A new report from Greenpeace East Asia draws attention to the risks associated with carbon offsets in China.
China represents a massive market for the accreditation and sale of carbon offset credits, particularly in the light of liquefied natural gas (LNG) imports.
Namely, the report claims some 85% of all carbon-neutral LNG cargoes to have been sold to buyers in Asia, whereas Chinese oil and gas companies are accused of purchasing low-quality carbon offsets to support their weak emissions reduction commitments.
In a statement, Li Jiatong, Greenpeace East Asia Beijing-based project leader said: “Carbon offsets are a crediting scheme to enable carbon emissions in one domain by compensating for them elsewhere. In the past few years, the global carbon offset industry has been riddled with scandals and costly methodological errors.”
Li went on to say that carbon offsetting is swiftly enveloping China, even as it is currently in a crisis of confidence around the world.
Further, in his statement, Li points out that carbon offset credits are used as a ‘smoke screen’ by major polluters, particularly such as fossil fuel companies, to mask their continued and often even increased CO2 emissions.
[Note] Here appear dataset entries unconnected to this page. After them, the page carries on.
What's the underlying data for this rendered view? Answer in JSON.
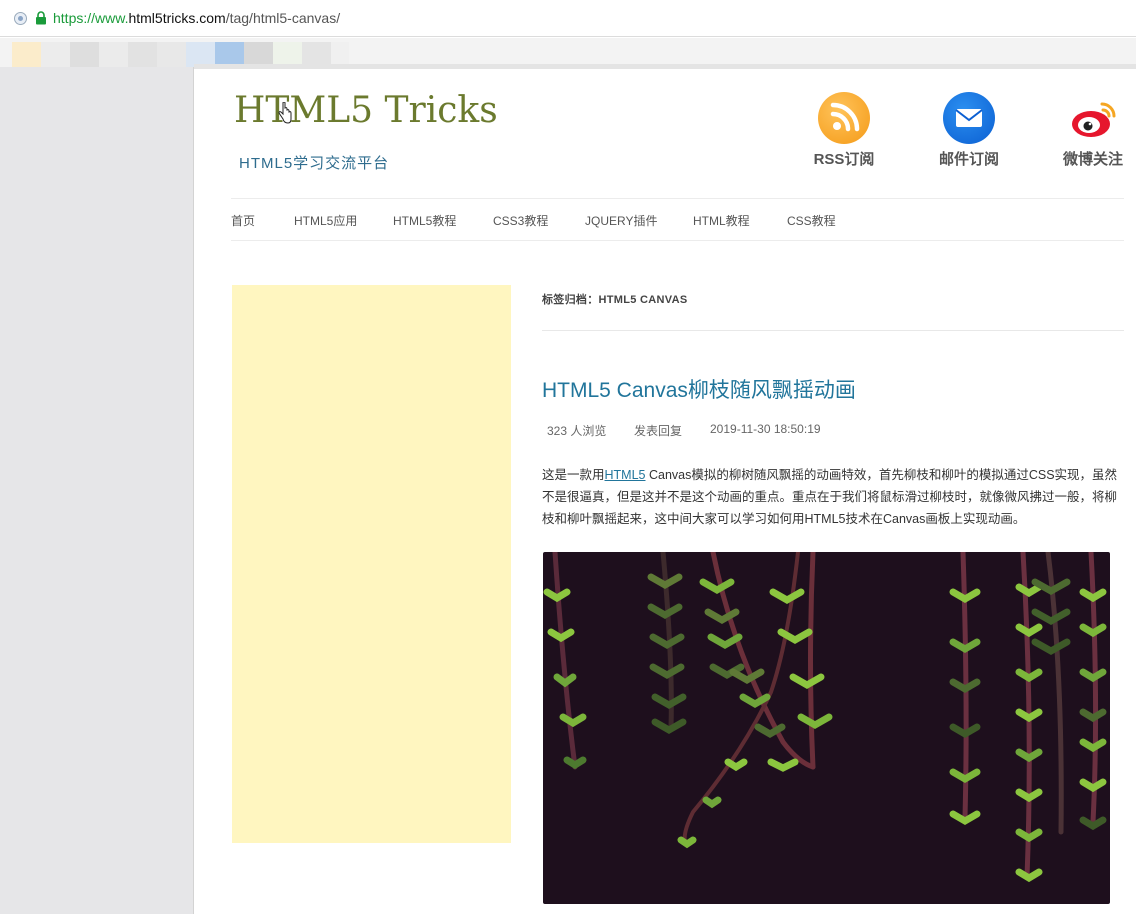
{
  "browser": {
    "url_scheme": "https://www.",
    "url_host": "html5tricks.com",
    "url_path": "/tag/html5-canvas/"
  },
  "site": {
    "title": "HTML5 Tricks",
    "tagline": "HTML5学习交流平台"
  },
  "subscribe": {
    "rss_label": "RSS订阅",
    "mail_label": "邮件订阅",
    "weibo_label": "微博关注"
  },
  "nav": {
    "items": [
      "首页",
      "HTML5应用",
      "HTML5教程",
      "CSS3教程",
      "JQUERY插件",
      "HTML教程",
      "CSS教程"
    ]
  },
  "archive": {
    "label": "标签归档：",
    "tag": "HTML5 CANVAS"
  },
  "post": {
    "title": "HTML5 Canvas柳枝随风飘摇动画",
    "views": "323 人浏览",
    "reply": "发表回复",
    "date": "2019-11-30 18:50:19",
    "excerpt_before": "这是一款用",
    "excerpt_link": "HTML5",
    "excerpt_after": " Canvas模拟的柳树随风飘摇的动画特效，首先柳枝和柳叶的模拟通过CSS实现，虽然不是很逼真，但是这并不是这个动画的重点。重点在于我们将鼠标滑过柳枝时，就像微风拂过一般，将柳枝和柳叶飘摇起来，这中间大家可以学习如何用HTML5技术在Canvas画板上实现动画。"
  },
  "colors": {
    "title_green": "#6b7a2e",
    "link_blue": "#21759b",
    "ad_yellow": "#fff6c0",
    "canvas_bg": "#1e0f1d"
  }
}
“So, we’re ringing the alarm in China. Carbon offset credits have no place in net zero pledges,” Li concludes.
One of the main subjects of the analysis conducted by Greenpeace are the forestry carbon projects in China, which are said to frequently demonstrate inconsistent levels of quality largely due to a lack of rigorous standards and insufficient data collection.
To help mitigate the issue surrounding faulty carbon offsets, Greenpeace East Asia is urging authorities to disregard them completely where net zero and decarbonization targets are concerned.